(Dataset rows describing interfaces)
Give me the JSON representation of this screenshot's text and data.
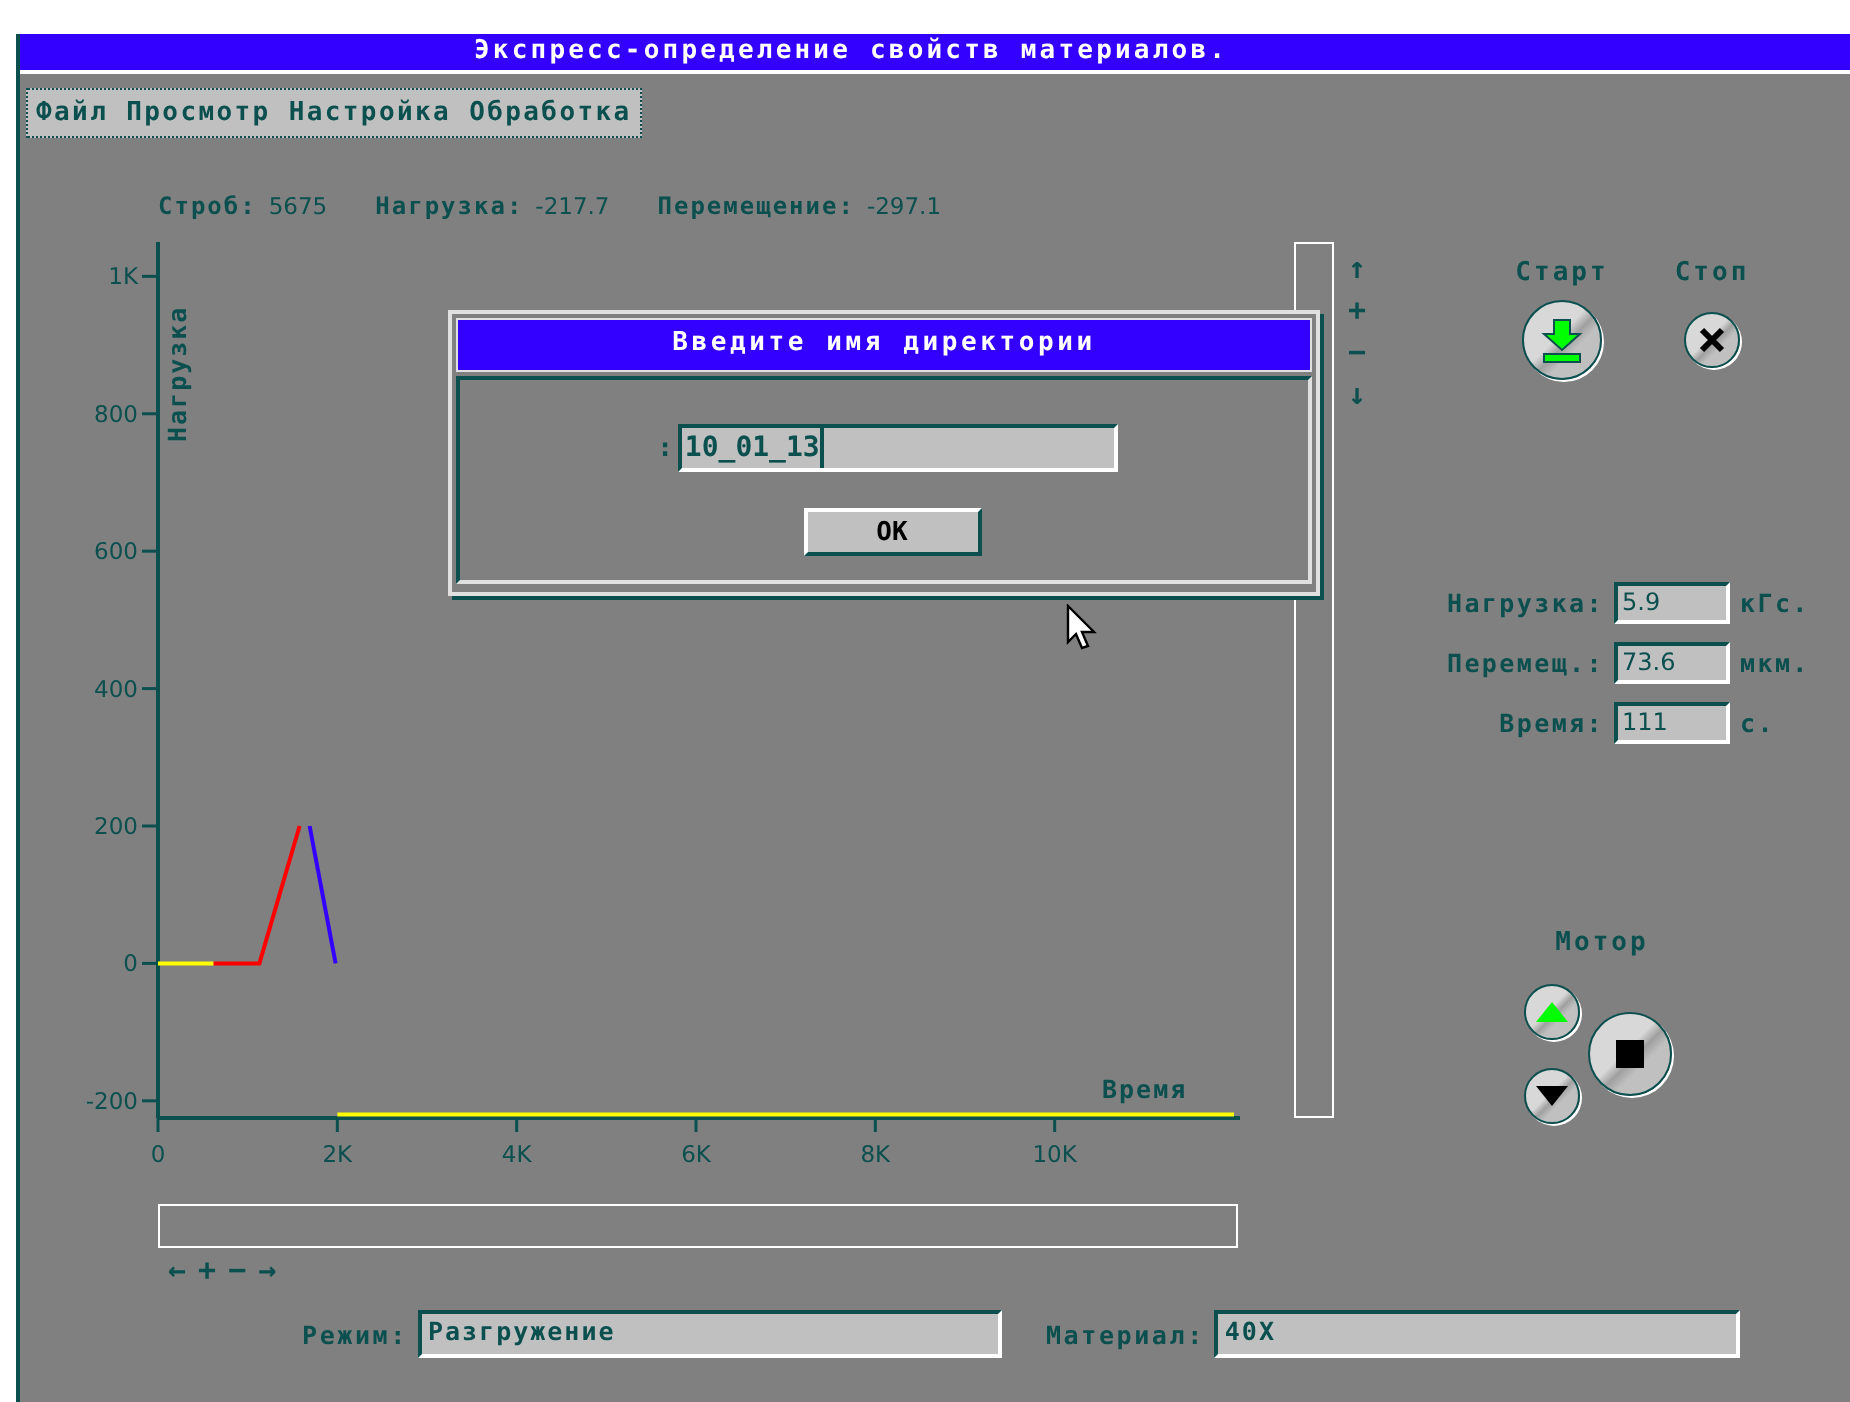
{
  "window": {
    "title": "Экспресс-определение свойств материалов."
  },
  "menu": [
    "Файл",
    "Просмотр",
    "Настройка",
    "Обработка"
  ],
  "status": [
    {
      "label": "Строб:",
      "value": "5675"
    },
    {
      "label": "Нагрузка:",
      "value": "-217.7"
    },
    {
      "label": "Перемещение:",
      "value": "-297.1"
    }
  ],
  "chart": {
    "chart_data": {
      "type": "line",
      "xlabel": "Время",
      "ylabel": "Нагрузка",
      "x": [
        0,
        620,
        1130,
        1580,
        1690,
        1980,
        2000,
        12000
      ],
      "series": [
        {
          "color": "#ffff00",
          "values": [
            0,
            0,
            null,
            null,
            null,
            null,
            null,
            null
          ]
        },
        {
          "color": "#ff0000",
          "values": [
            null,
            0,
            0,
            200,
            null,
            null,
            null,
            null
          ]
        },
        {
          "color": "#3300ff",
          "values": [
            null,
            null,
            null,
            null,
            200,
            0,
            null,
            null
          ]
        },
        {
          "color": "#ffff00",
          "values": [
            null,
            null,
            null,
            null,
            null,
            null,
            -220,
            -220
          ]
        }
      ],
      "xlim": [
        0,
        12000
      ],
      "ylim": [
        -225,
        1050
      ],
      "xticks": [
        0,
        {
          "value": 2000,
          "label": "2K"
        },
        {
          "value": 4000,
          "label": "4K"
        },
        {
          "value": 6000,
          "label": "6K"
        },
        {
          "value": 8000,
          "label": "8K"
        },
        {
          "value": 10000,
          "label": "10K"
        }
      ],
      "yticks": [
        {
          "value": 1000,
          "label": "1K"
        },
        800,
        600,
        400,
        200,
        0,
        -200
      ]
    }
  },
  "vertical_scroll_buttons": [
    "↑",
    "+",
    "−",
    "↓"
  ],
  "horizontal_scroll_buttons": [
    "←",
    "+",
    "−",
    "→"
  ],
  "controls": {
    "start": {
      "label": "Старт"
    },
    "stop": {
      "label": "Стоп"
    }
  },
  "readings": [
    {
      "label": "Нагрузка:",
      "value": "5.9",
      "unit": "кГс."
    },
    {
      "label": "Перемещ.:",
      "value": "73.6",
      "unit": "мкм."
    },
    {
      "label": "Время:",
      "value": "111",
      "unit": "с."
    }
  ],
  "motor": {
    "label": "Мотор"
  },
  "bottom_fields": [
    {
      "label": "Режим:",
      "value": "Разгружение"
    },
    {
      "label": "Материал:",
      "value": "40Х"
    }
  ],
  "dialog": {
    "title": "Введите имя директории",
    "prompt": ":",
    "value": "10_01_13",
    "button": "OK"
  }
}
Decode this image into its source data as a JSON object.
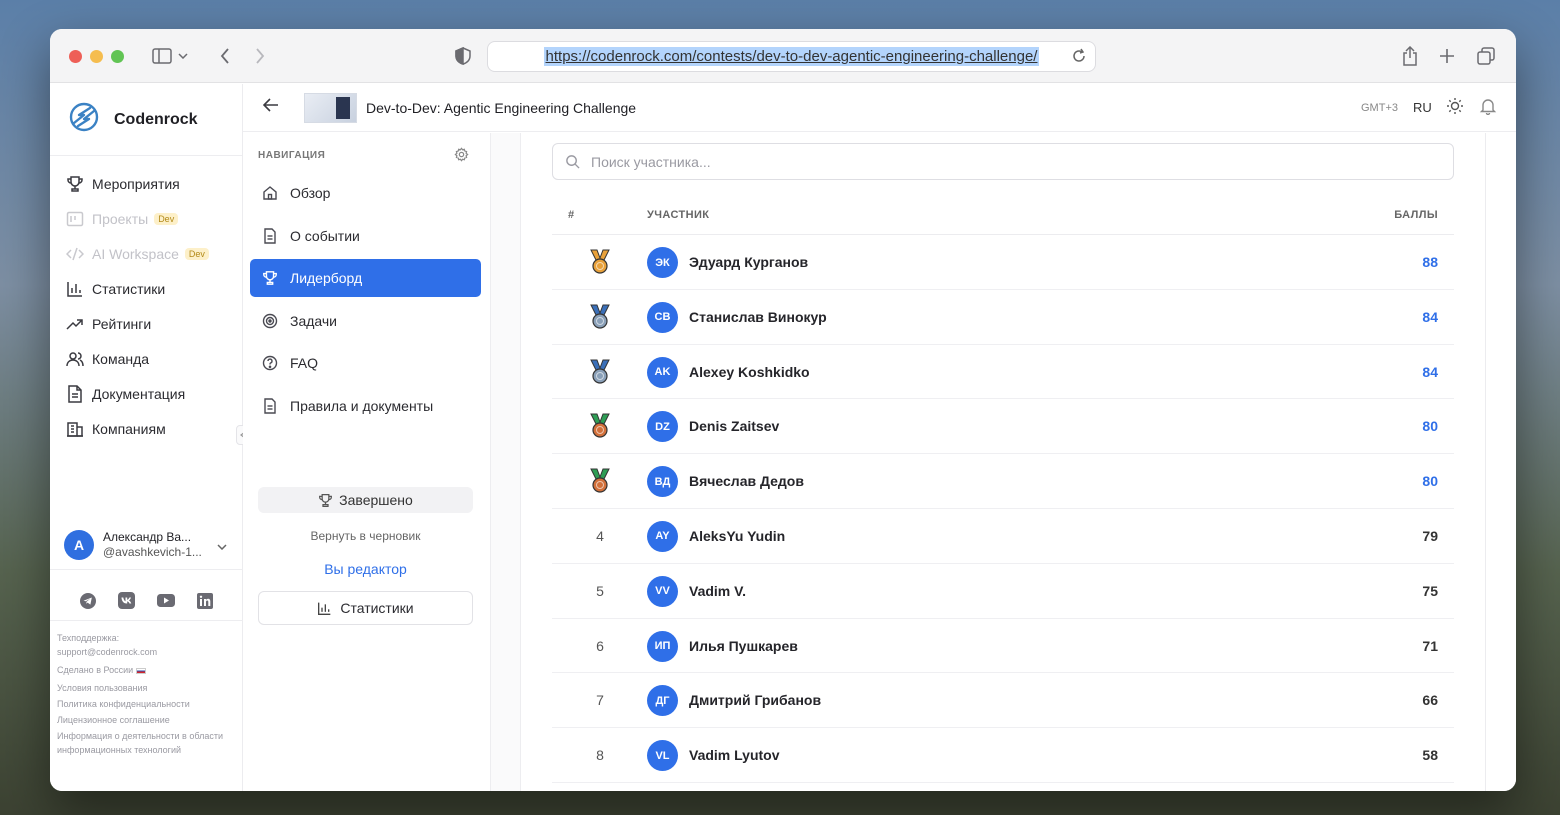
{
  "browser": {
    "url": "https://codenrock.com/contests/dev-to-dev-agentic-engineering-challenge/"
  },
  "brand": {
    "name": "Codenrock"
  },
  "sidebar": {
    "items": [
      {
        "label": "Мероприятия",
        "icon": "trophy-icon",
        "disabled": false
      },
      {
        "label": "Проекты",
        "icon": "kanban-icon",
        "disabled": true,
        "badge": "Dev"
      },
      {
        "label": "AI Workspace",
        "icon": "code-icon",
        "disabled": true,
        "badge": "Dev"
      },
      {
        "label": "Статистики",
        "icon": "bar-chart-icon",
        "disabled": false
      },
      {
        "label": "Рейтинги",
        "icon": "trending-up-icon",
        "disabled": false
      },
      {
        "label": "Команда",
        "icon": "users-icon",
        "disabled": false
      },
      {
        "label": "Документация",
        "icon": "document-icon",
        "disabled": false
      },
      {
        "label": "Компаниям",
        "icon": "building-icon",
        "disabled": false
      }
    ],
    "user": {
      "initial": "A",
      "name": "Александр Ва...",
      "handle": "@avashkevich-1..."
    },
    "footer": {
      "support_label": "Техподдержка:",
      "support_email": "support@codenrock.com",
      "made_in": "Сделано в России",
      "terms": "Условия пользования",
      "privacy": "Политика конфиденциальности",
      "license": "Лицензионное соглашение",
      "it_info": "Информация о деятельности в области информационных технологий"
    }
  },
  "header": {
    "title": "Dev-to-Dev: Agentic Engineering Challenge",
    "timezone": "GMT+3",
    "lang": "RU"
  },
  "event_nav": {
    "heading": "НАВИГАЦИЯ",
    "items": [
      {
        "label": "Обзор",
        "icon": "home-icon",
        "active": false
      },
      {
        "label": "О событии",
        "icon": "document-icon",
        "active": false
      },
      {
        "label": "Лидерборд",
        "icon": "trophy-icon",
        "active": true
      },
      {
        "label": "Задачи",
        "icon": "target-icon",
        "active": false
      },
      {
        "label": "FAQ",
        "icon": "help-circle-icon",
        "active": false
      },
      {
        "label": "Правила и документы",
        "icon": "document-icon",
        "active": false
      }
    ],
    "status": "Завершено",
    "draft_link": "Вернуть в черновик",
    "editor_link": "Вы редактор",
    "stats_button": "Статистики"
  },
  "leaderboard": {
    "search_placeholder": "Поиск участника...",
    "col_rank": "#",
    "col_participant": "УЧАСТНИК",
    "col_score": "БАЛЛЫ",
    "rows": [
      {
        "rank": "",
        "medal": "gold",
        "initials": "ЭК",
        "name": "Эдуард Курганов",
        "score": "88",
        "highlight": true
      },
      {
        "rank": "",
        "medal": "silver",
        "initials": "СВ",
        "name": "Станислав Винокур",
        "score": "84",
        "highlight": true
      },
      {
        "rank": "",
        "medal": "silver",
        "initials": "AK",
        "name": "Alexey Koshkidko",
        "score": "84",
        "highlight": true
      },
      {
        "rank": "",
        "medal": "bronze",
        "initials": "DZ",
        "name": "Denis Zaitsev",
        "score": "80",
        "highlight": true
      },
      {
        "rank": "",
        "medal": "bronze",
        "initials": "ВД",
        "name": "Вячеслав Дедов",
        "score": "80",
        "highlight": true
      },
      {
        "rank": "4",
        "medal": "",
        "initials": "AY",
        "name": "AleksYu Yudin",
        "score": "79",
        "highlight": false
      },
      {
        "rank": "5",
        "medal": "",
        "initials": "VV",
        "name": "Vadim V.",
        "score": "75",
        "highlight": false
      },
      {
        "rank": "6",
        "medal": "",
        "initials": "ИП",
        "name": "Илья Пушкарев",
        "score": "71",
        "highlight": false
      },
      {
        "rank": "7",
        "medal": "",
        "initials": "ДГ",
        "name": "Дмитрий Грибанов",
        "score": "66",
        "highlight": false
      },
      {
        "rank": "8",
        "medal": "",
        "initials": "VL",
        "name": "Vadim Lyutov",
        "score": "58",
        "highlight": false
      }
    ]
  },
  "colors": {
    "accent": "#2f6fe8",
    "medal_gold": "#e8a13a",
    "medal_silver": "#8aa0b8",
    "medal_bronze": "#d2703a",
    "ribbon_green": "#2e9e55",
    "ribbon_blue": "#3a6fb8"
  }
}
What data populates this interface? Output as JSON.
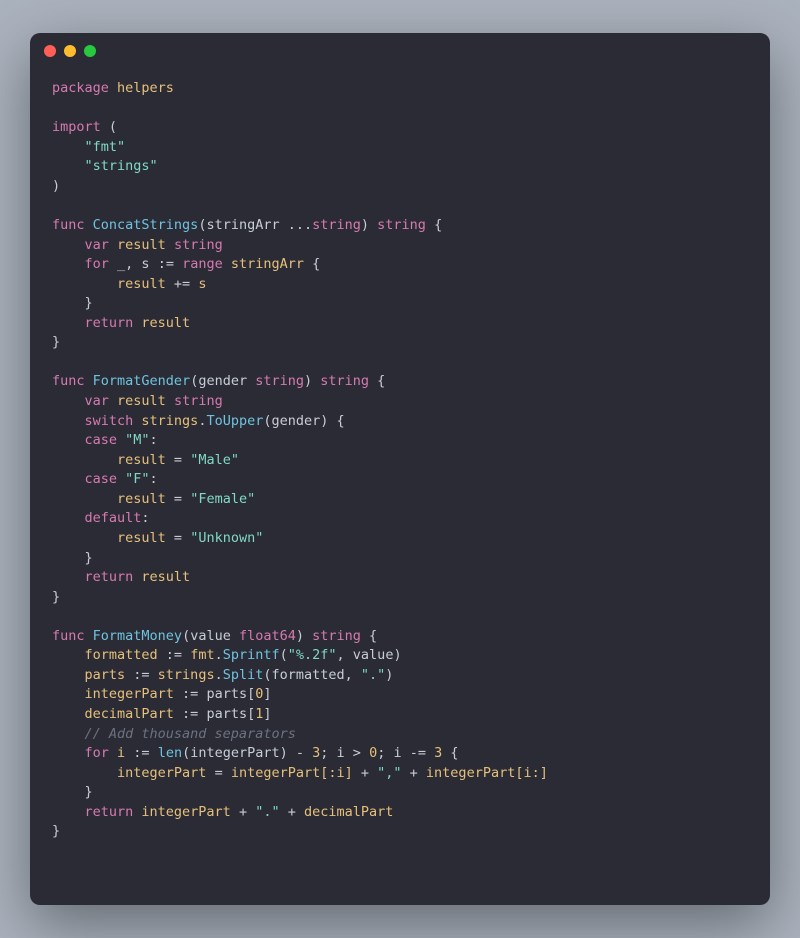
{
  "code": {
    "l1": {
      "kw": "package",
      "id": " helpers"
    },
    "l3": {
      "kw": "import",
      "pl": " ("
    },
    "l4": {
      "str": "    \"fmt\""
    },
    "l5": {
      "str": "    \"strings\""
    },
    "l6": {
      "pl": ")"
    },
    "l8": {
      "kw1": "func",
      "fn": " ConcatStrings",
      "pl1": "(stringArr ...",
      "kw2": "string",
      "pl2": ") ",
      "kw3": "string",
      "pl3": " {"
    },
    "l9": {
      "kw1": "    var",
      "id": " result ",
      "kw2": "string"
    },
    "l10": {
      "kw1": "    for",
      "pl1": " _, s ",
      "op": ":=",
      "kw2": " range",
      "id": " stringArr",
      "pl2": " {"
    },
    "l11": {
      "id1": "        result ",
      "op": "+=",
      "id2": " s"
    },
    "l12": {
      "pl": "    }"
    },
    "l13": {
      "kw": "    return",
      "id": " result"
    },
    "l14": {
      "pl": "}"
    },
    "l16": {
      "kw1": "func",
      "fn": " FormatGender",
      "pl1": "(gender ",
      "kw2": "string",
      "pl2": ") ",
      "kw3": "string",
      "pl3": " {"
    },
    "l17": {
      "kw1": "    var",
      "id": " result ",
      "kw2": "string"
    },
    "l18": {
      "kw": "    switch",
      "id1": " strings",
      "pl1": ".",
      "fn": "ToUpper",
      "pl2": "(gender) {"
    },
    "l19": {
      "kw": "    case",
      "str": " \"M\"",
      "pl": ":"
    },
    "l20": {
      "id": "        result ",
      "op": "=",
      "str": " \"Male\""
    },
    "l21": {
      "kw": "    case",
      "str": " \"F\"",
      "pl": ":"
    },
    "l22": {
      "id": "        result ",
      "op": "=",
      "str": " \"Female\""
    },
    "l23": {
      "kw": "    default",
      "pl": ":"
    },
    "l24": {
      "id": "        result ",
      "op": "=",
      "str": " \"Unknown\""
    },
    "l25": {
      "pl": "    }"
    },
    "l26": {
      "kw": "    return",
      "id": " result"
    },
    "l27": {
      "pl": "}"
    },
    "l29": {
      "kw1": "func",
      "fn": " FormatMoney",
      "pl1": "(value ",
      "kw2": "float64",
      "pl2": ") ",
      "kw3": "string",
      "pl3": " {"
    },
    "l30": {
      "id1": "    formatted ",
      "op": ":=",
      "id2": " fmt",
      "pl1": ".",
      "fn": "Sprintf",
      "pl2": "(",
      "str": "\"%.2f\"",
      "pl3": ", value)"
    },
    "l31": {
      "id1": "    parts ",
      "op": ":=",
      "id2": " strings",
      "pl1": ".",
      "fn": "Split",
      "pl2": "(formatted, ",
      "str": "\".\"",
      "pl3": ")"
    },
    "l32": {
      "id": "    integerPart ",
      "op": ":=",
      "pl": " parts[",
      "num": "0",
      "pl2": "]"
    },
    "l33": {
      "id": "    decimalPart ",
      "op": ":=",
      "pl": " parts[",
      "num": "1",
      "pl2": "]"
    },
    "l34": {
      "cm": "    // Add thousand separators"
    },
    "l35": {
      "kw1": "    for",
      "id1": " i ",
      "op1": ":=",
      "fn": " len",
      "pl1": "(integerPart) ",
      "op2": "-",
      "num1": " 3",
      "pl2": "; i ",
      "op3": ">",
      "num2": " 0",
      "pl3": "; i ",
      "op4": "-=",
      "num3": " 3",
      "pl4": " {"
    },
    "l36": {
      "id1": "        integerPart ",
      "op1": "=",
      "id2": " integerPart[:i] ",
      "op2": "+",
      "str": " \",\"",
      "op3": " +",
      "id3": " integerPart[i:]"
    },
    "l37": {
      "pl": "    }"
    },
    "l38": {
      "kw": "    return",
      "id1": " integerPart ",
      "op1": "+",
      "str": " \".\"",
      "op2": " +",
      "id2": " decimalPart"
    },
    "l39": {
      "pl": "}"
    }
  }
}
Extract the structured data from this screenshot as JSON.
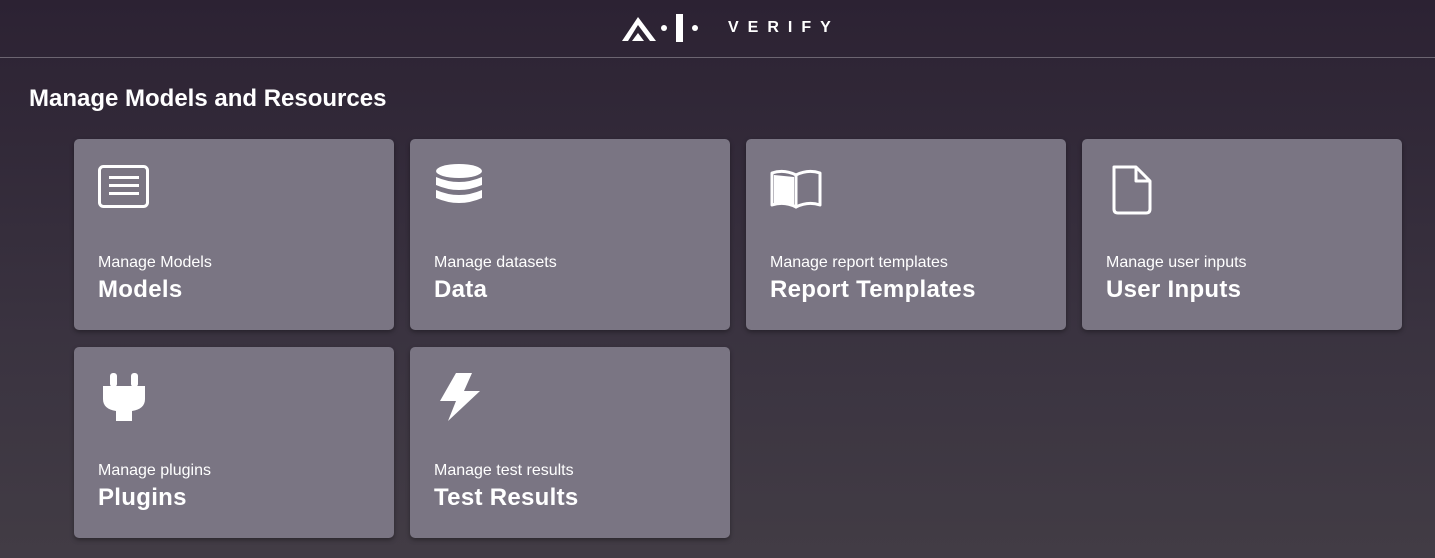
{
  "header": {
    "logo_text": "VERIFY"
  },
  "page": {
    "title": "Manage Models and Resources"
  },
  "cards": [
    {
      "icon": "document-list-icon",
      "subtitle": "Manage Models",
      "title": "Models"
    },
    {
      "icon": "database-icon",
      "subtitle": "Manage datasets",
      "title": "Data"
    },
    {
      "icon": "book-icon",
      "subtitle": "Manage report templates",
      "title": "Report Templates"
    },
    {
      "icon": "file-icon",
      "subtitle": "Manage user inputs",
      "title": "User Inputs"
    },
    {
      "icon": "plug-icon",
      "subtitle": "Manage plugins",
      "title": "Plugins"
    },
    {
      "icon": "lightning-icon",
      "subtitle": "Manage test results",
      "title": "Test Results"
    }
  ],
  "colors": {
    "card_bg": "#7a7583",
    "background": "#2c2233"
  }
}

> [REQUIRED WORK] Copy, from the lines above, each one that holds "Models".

> [RESULT]
    "title": "Manage Models and Resources"
      "subtitle": "Manage Models",
      "title": "Models"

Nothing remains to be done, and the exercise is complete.